# [Task to complete]
Would you please copy each line below that includes the string "Post"?

# [Available records]
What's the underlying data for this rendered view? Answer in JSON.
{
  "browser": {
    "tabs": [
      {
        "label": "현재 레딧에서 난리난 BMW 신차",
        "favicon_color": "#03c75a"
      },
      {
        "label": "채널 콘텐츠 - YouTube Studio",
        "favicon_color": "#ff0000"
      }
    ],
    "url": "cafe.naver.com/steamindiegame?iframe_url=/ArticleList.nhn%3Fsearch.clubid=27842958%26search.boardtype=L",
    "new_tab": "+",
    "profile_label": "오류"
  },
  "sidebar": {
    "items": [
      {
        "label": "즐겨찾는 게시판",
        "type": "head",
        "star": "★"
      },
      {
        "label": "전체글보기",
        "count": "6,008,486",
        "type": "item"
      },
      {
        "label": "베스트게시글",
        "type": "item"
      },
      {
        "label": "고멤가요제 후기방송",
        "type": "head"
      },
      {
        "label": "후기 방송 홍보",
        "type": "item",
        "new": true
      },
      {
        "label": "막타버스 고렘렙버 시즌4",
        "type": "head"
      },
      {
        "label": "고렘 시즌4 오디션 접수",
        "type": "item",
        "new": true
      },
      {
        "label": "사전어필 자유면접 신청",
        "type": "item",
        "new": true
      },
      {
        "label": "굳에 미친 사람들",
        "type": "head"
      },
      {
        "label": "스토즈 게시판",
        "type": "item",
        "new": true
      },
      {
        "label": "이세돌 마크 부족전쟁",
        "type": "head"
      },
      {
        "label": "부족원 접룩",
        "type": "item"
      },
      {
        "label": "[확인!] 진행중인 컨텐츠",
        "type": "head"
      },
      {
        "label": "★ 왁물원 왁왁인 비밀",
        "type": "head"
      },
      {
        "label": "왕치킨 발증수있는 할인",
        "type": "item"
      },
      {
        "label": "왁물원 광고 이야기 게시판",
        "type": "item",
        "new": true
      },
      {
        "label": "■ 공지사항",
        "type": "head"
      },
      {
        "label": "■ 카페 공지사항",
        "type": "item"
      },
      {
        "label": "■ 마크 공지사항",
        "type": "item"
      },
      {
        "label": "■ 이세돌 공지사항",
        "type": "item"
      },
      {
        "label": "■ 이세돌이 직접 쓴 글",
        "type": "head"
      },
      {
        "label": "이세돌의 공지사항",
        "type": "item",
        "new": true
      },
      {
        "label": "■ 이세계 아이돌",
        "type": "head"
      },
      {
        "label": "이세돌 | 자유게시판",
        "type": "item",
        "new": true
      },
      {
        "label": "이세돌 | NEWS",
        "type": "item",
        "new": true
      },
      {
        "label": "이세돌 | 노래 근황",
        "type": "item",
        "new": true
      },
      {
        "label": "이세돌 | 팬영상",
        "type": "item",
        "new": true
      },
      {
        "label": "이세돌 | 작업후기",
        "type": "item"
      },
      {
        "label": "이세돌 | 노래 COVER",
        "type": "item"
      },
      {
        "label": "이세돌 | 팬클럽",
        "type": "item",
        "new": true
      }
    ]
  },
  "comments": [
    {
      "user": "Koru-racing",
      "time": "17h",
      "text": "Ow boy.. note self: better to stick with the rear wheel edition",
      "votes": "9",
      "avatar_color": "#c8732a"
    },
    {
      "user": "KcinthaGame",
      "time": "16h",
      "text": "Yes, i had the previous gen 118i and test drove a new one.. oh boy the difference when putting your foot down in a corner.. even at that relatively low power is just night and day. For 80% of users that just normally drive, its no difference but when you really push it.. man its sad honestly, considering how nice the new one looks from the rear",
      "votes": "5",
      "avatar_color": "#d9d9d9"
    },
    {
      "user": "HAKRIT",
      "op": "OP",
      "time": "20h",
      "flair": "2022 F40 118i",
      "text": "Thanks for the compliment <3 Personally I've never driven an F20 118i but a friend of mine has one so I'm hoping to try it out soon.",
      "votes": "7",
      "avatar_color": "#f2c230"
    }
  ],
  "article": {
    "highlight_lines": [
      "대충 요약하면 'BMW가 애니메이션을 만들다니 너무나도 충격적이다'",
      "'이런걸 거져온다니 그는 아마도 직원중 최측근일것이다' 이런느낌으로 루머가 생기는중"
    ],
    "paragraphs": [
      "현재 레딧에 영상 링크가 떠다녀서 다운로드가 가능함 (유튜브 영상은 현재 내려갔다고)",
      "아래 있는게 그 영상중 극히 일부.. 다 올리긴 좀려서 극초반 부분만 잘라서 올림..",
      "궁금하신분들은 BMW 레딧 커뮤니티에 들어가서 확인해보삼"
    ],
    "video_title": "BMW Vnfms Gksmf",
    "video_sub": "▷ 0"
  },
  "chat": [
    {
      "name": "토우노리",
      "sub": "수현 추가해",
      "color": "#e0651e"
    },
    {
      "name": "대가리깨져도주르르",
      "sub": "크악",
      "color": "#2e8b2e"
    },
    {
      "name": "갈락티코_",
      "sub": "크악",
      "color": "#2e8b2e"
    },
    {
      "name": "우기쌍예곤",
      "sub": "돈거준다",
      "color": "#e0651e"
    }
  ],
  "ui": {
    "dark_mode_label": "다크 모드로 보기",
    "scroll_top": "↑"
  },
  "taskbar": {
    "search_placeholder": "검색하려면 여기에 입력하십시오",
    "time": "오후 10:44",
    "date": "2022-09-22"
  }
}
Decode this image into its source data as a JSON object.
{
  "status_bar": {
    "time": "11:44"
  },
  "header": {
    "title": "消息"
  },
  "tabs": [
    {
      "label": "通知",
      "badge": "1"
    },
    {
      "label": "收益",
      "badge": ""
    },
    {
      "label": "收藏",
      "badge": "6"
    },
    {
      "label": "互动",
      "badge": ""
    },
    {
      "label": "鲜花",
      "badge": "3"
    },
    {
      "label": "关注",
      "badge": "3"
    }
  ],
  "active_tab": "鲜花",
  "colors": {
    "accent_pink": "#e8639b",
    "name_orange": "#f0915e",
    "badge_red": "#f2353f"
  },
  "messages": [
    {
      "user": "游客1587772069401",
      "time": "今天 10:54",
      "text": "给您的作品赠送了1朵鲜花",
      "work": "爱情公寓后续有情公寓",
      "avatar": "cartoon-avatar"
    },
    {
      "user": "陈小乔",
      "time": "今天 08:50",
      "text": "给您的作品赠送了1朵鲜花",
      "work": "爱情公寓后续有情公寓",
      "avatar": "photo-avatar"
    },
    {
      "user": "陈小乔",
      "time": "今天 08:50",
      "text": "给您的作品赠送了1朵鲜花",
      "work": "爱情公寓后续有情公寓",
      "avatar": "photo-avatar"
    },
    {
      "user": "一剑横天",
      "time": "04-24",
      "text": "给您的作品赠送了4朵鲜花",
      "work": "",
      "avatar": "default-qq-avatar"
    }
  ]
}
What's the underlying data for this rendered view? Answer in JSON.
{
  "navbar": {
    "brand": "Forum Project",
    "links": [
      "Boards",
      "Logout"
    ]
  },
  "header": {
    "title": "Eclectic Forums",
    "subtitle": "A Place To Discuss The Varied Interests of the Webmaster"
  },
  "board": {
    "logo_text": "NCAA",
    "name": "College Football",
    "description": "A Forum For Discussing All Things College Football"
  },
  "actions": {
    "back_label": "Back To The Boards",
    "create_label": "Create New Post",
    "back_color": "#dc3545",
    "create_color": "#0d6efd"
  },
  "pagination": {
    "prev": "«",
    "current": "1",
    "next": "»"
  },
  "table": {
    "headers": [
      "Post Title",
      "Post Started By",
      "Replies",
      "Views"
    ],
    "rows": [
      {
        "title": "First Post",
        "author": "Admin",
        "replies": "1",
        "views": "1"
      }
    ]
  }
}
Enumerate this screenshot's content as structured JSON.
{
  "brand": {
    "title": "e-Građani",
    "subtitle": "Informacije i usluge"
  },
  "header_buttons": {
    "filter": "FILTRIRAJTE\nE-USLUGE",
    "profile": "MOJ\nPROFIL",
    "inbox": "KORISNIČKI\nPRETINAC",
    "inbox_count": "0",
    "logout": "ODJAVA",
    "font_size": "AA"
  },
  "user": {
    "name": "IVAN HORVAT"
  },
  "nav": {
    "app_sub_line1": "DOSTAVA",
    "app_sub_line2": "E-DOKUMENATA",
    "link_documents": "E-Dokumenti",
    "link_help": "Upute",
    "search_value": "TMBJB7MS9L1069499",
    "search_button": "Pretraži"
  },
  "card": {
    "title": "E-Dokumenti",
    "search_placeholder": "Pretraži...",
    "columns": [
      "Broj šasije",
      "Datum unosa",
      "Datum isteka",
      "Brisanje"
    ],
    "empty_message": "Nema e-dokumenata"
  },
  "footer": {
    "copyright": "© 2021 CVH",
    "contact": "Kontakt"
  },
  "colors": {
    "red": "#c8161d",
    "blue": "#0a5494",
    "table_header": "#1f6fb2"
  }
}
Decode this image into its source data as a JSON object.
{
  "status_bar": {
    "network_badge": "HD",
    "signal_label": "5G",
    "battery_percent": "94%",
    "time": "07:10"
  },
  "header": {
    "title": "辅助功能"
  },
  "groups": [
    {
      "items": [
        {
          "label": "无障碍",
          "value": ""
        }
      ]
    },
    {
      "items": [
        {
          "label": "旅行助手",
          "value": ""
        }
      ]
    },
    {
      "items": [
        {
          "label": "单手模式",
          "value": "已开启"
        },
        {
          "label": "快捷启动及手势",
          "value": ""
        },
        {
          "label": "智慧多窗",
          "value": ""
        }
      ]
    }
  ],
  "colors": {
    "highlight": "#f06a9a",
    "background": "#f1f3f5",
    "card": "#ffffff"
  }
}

# [Solution]
    "create_label": "Create New Post",
      "Post Title",
      "Post Started By",
        "title": "First Post",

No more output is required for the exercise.